As an AmeriCorps Vista I have been working with Jewish Family Service in order to build their capacity to meet the specific needs of refugee professionals. JFS had been dreaming about creating Tatweer – a mentor program for highly skilled refugees – for over a year before I came on-board. The groundwork had been laid, but designing a program to build around mentorship was a challenge all its own. The first step was a needs assessment. I facilitated one-on-one interviews and small focus groups with over a dozen highly skilled refugees and asked them a series of questions.
How difficult has it been for you to find work?
What services do you wish were available to you?
What do you feel are the biggest barriers to reentering your field of expertise?
What I learned from these meetings helped me to design Tatweer in a way that addressed their main concerns.

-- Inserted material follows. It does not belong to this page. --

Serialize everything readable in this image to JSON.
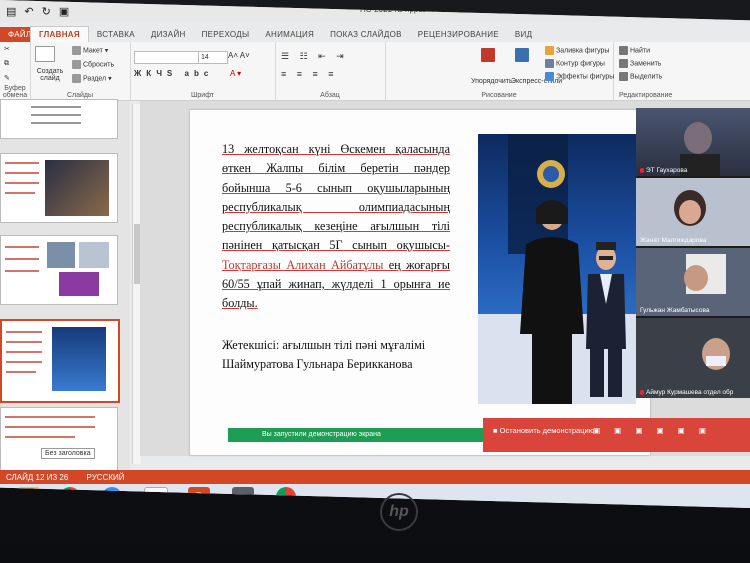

Building Tatweer from the ground up has been an exhilarating process. With each step the focus has had to shift from one outcome to the next and each moving target comes with its own unique challenges. For instance, the initial program design, participant recruiting, and curriculum development phase, begot the new process of program implementation and two long months of mentor recruiting. On top of all this there are constant behind the scenes tasks like the creation and upkeep of tracking systems, copy writing for and design of flyers and websites, and building connections within the community. I bet you can gather from this list that I am slowly becoming an expert juggler. Throughout this process I have learned that collaboration and relationship building are key to getting anything done.
Today the Tatweer program is serving our first cohort of 10 clients with professional backgrounds in mechanical engineering, civil engineering, dentistry public relations, human resources, business administration and IT. Each field has its own barriers to entry and each participant a personal guide to industry integration in the form of a mentor. Participants are working on building their professional tools like resume, LinkedIn profiles, and cover letters. They are also working on expanding their professional networks with the help of their mentors. The Tatweer program is just about half way through the pilot round and our goal is to provide participants with the tools to start rebuilding their professional careers by the time they have completed the program in December.